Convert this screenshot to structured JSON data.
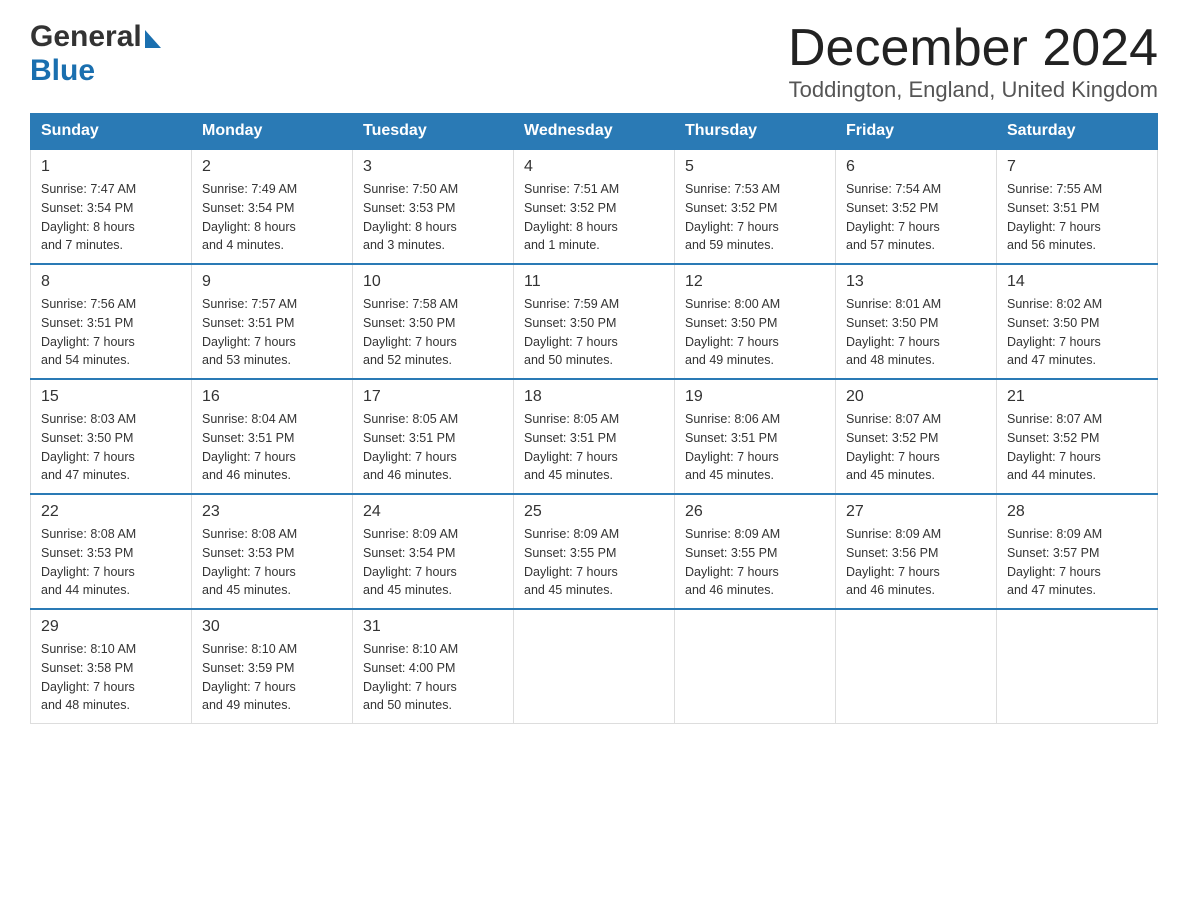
{
  "header": {
    "logo_general": "General",
    "logo_blue": "Blue",
    "main_title": "December 2024",
    "subtitle": "Toddington, England, United Kingdom"
  },
  "days_of_week": [
    "Sunday",
    "Monday",
    "Tuesday",
    "Wednesday",
    "Thursday",
    "Friday",
    "Saturday"
  ],
  "weeks": [
    [
      {
        "day": "1",
        "sunrise": "7:47 AM",
        "sunset": "3:54 PM",
        "daylight": "8 hours and 7 minutes."
      },
      {
        "day": "2",
        "sunrise": "7:49 AM",
        "sunset": "3:54 PM",
        "daylight": "8 hours and 4 minutes."
      },
      {
        "day": "3",
        "sunrise": "7:50 AM",
        "sunset": "3:53 PM",
        "daylight": "8 hours and 3 minutes."
      },
      {
        "day": "4",
        "sunrise": "7:51 AM",
        "sunset": "3:52 PM",
        "daylight": "8 hours and 1 minute."
      },
      {
        "day": "5",
        "sunrise": "7:53 AM",
        "sunset": "3:52 PM",
        "daylight": "7 hours and 59 minutes."
      },
      {
        "day": "6",
        "sunrise": "7:54 AM",
        "sunset": "3:52 PM",
        "daylight": "7 hours and 57 minutes."
      },
      {
        "day": "7",
        "sunrise": "7:55 AM",
        "sunset": "3:51 PM",
        "daylight": "7 hours and 56 minutes."
      }
    ],
    [
      {
        "day": "8",
        "sunrise": "7:56 AM",
        "sunset": "3:51 PM",
        "daylight": "7 hours and 54 minutes."
      },
      {
        "day": "9",
        "sunrise": "7:57 AM",
        "sunset": "3:51 PM",
        "daylight": "7 hours and 53 minutes."
      },
      {
        "day": "10",
        "sunrise": "7:58 AM",
        "sunset": "3:50 PM",
        "daylight": "7 hours and 52 minutes."
      },
      {
        "day": "11",
        "sunrise": "7:59 AM",
        "sunset": "3:50 PM",
        "daylight": "7 hours and 50 minutes."
      },
      {
        "day": "12",
        "sunrise": "8:00 AM",
        "sunset": "3:50 PM",
        "daylight": "7 hours and 49 minutes."
      },
      {
        "day": "13",
        "sunrise": "8:01 AM",
        "sunset": "3:50 PM",
        "daylight": "7 hours and 48 minutes."
      },
      {
        "day": "14",
        "sunrise": "8:02 AM",
        "sunset": "3:50 PM",
        "daylight": "7 hours and 47 minutes."
      }
    ],
    [
      {
        "day": "15",
        "sunrise": "8:03 AM",
        "sunset": "3:50 PM",
        "daylight": "7 hours and 47 minutes."
      },
      {
        "day": "16",
        "sunrise": "8:04 AM",
        "sunset": "3:51 PM",
        "daylight": "7 hours and 46 minutes."
      },
      {
        "day": "17",
        "sunrise": "8:05 AM",
        "sunset": "3:51 PM",
        "daylight": "7 hours and 46 minutes."
      },
      {
        "day": "18",
        "sunrise": "8:05 AM",
        "sunset": "3:51 PM",
        "daylight": "7 hours and 45 minutes."
      },
      {
        "day": "19",
        "sunrise": "8:06 AM",
        "sunset": "3:51 PM",
        "daylight": "7 hours and 45 minutes."
      },
      {
        "day": "20",
        "sunrise": "8:07 AM",
        "sunset": "3:52 PM",
        "daylight": "7 hours and 45 minutes."
      },
      {
        "day": "21",
        "sunrise": "8:07 AM",
        "sunset": "3:52 PM",
        "daylight": "7 hours and 44 minutes."
      }
    ],
    [
      {
        "day": "22",
        "sunrise": "8:08 AM",
        "sunset": "3:53 PM",
        "daylight": "7 hours and 44 minutes."
      },
      {
        "day": "23",
        "sunrise": "8:08 AM",
        "sunset": "3:53 PM",
        "daylight": "7 hours and 45 minutes."
      },
      {
        "day": "24",
        "sunrise": "8:09 AM",
        "sunset": "3:54 PM",
        "daylight": "7 hours and 45 minutes."
      },
      {
        "day": "25",
        "sunrise": "8:09 AM",
        "sunset": "3:55 PM",
        "daylight": "7 hours and 45 minutes."
      },
      {
        "day": "26",
        "sunrise": "8:09 AM",
        "sunset": "3:55 PM",
        "daylight": "7 hours and 46 minutes."
      },
      {
        "day": "27",
        "sunrise": "8:09 AM",
        "sunset": "3:56 PM",
        "daylight": "7 hours and 46 minutes."
      },
      {
        "day": "28",
        "sunrise": "8:09 AM",
        "sunset": "3:57 PM",
        "daylight": "7 hours and 47 minutes."
      }
    ],
    [
      {
        "day": "29",
        "sunrise": "8:10 AM",
        "sunset": "3:58 PM",
        "daylight": "7 hours and 48 minutes."
      },
      {
        "day": "30",
        "sunrise": "8:10 AM",
        "sunset": "3:59 PM",
        "daylight": "7 hours and 49 minutes."
      },
      {
        "day": "31",
        "sunrise": "8:10 AM",
        "sunset": "4:00 PM",
        "daylight": "7 hours and 50 minutes."
      },
      null,
      null,
      null,
      null
    ]
  ],
  "labels": {
    "sunrise": "Sunrise:",
    "sunset": "Sunset:",
    "daylight": "Daylight:"
  }
}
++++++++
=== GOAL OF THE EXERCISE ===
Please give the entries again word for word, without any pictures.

=== TASK RESULT ===
Convert this screenshot to structured JSON data.
{
  "header": {
    "logo_general": "General",
    "logo_blue": "Blue",
    "main_title": "December 2024",
    "subtitle": "Toddington, England, United Kingdom"
  },
  "days_of_week": [
    "Sunday",
    "Monday",
    "Tuesday",
    "Wednesday",
    "Thursday",
    "Friday",
    "Saturday"
  ],
  "weeks": [
    [
      {
        "day": "1",
        "sunrise": "7:47 AM",
        "sunset": "3:54 PM",
        "daylight": "8 hours and 7 minutes."
      },
      {
        "day": "2",
        "sunrise": "7:49 AM",
        "sunset": "3:54 PM",
        "daylight": "8 hours and 4 minutes."
      },
      {
        "day": "3",
        "sunrise": "7:50 AM",
        "sunset": "3:53 PM",
        "daylight": "8 hours and 3 minutes."
      },
      {
        "day": "4",
        "sunrise": "7:51 AM",
        "sunset": "3:52 PM",
        "daylight": "8 hours and 1 minute."
      },
      {
        "day": "5",
        "sunrise": "7:53 AM",
        "sunset": "3:52 PM",
        "daylight": "7 hours and 59 minutes."
      },
      {
        "day": "6",
        "sunrise": "7:54 AM",
        "sunset": "3:52 PM",
        "daylight": "7 hours and 57 minutes."
      },
      {
        "day": "7",
        "sunrise": "7:55 AM",
        "sunset": "3:51 PM",
        "daylight": "7 hours and 56 minutes."
      }
    ],
    [
      {
        "day": "8",
        "sunrise": "7:56 AM",
        "sunset": "3:51 PM",
        "daylight": "7 hours and 54 minutes."
      },
      {
        "day": "9",
        "sunrise": "7:57 AM",
        "sunset": "3:51 PM",
        "daylight": "7 hours and 53 minutes."
      },
      {
        "day": "10",
        "sunrise": "7:58 AM",
        "sunset": "3:50 PM",
        "daylight": "7 hours and 52 minutes."
      },
      {
        "day": "11",
        "sunrise": "7:59 AM",
        "sunset": "3:50 PM",
        "daylight": "7 hours and 50 minutes."
      },
      {
        "day": "12",
        "sunrise": "8:00 AM",
        "sunset": "3:50 PM",
        "daylight": "7 hours and 49 minutes."
      },
      {
        "day": "13",
        "sunrise": "8:01 AM",
        "sunset": "3:50 PM",
        "daylight": "7 hours and 48 minutes."
      },
      {
        "day": "14",
        "sunrise": "8:02 AM",
        "sunset": "3:50 PM",
        "daylight": "7 hours and 47 minutes."
      }
    ],
    [
      {
        "day": "15",
        "sunrise": "8:03 AM",
        "sunset": "3:50 PM",
        "daylight": "7 hours and 47 minutes."
      },
      {
        "day": "16",
        "sunrise": "8:04 AM",
        "sunset": "3:51 PM",
        "daylight": "7 hours and 46 minutes."
      },
      {
        "day": "17",
        "sunrise": "8:05 AM",
        "sunset": "3:51 PM",
        "daylight": "7 hours and 46 minutes."
      },
      {
        "day": "18",
        "sunrise": "8:05 AM",
        "sunset": "3:51 PM",
        "daylight": "7 hours and 45 minutes."
      },
      {
        "day": "19",
        "sunrise": "8:06 AM",
        "sunset": "3:51 PM",
        "daylight": "7 hours and 45 minutes."
      },
      {
        "day": "20",
        "sunrise": "8:07 AM",
        "sunset": "3:52 PM",
        "daylight": "7 hours and 45 minutes."
      },
      {
        "day": "21",
        "sunrise": "8:07 AM",
        "sunset": "3:52 PM",
        "daylight": "7 hours and 44 minutes."
      }
    ],
    [
      {
        "day": "22",
        "sunrise": "8:08 AM",
        "sunset": "3:53 PM",
        "daylight": "7 hours and 44 minutes."
      },
      {
        "day": "23",
        "sunrise": "8:08 AM",
        "sunset": "3:53 PM",
        "daylight": "7 hours and 45 minutes."
      },
      {
        "day": "24",
        "sunrise": "8:09 AM",
        "sunset": "3:54 PM",
        "daylight": "7 hours and 45 minutes."
      },
      {
        "day": "25",
        "sunrise": "8:09 AM",
        "sunset": "3:55 PM",
        "daylight": "7 hours and 45 minutes."
      },
      {
        "day": "26",
        "sunrise": "8:09 AM",
        "sunset": "3:55 PM",
        "daylight": "7 hours and 46 minutes."
      },
      {
        "day": "27",
        "sunrise": "8:09 AM",
        "sunset": "3:56 PM",
        "daylight": "7 hours and 46 minutes."
      },
      {
        "day": "28",
        "sunrise": "8:09 AM",
        "sunset": "3:57 PM",
        "daylight": "7 hours and 47 minutes."
      }
    ],
    [
      {
        "day": "29",
        "sunrise": "8:10 AM",
        "sunset": "3:58 PM",
        "daylight": "7 hours and 48 minutes."
      },
      {
        "day": "30",
        "sunrise": "8:10 AM",
        "sunset": "3:59 PM",
        "daylight": "7 hours and 49 minutes."
      },
      {
        "day": "31",
        "sunrise": "8:10 AM",
        "sunset": "4:00 PM",
        "daylight": "7 hours and 50 minutes."
      },
      null,
      null,
      null,
      null
    ]
  ],
  "labels": {
    "sunrise": "Sunrise:",
    "sunset": "Sunset:",
    "daylight": "Daylight:"
  }
}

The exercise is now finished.